Sometimes things are slow
Today was the first day that the mare and I went out to the round pen to do "actual work." Most of what we've been doing is just spending time together. Leading and grooming and some work on her feet. She walked out to the round pen on a loose lead rope and wasn't fazed at all by the new situation at all.
There are so many things that I don't know about this mare. I can only guess what she's been through and what she knows. She can be very light on a lead rope and a lunge line which makes me think that it's not completely new to her. However, she can also get nervous quickly if I do certain things. My main goal today was to just introduce her to the round pen and do enough work so that she would know that I'm a safe place to be.
As I've said before, she's not easy to catch unless you bribe her. She'll stay just out of reach without actually running away. After a short session with the lunge line so show her that if she comes in when asked she gets to relax, I took the line off and sent her out to the edge of the round pen. It was a slow hour that followed. I would push her out and have her trot around until she "asked" to come in by looking at me. Then I'd take the pressure off and just ask her to touch my hand with her nose. When we finally got to the point where she was meeting me halfway and not backing up, I started asking her to walk with me. I would turn away while standing on her left side just like I would if I had a lead rope attached to her halter. She wasn't moving with me but she was moving her head with me so I used that to line myself up with her left shoulder where I would just stand with her while stopped. Once I was there, she let me pet her neck without moving away from me. That was the icebreaker. I could then reach up and pull just enough on her halter to get her feet moving and from there she was following and stopping without any lead rope or pressure. It seems like the smallest step forward (and we'll probably take another back in the next day or two) but I was more than happy with it.
When working with a horse (especially one at this point in their training) things can move very slow. It can be incredibly frustrating and so easy to give up on. You have to have a lot of patience and you need to give yourself the time and grace. If you plan to get to Point A within a set period of time, you're almost sure to miss the goal. I spent almost an hour and a half to get her to the point where I could touch her without bribery, and I'll probably have to do it all again tomorrow. If I had made a set goal and had a time limit, then it's more than likely that I would've left the round pen frustrated and neither of us would've made progress.

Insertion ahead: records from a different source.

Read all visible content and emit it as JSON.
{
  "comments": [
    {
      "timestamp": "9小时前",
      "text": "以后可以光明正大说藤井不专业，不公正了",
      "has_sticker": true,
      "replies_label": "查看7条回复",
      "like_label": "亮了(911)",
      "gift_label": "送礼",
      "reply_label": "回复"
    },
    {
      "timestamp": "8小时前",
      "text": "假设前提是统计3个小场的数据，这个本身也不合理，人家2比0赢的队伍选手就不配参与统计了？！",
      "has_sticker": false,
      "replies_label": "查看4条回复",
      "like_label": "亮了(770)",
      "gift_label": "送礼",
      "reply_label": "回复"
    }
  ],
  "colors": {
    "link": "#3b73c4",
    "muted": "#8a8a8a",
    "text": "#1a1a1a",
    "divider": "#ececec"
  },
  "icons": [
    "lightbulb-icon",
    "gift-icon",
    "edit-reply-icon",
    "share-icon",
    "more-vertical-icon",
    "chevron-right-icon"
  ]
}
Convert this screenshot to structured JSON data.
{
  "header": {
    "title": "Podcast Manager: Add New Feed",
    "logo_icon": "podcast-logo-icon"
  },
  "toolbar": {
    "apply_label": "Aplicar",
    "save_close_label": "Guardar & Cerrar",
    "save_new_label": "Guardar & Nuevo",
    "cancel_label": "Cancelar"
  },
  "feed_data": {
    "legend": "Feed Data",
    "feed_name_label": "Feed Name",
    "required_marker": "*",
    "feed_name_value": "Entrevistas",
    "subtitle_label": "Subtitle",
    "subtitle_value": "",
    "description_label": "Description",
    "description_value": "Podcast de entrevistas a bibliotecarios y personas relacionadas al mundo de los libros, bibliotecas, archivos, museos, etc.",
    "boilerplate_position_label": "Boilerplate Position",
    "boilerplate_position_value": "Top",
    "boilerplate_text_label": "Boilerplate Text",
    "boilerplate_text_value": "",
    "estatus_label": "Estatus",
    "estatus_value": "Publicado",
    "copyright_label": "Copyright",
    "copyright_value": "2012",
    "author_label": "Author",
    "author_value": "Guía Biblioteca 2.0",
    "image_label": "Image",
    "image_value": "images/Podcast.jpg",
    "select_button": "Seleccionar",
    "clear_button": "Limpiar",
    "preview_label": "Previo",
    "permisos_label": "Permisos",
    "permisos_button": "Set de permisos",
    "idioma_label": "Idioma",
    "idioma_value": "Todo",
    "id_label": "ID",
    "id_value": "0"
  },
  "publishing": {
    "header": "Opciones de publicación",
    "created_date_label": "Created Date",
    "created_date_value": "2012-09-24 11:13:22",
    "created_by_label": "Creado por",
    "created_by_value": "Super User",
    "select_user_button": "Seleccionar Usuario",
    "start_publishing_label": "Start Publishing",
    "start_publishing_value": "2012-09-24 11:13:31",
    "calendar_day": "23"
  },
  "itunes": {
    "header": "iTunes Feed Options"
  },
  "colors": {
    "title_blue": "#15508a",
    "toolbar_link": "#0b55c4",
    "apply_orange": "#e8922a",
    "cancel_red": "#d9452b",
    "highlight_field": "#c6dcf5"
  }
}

"Trust is only gained when one person risks and doesn't get harmed. It grows as both people increasingly risk and don't get harmed in the process."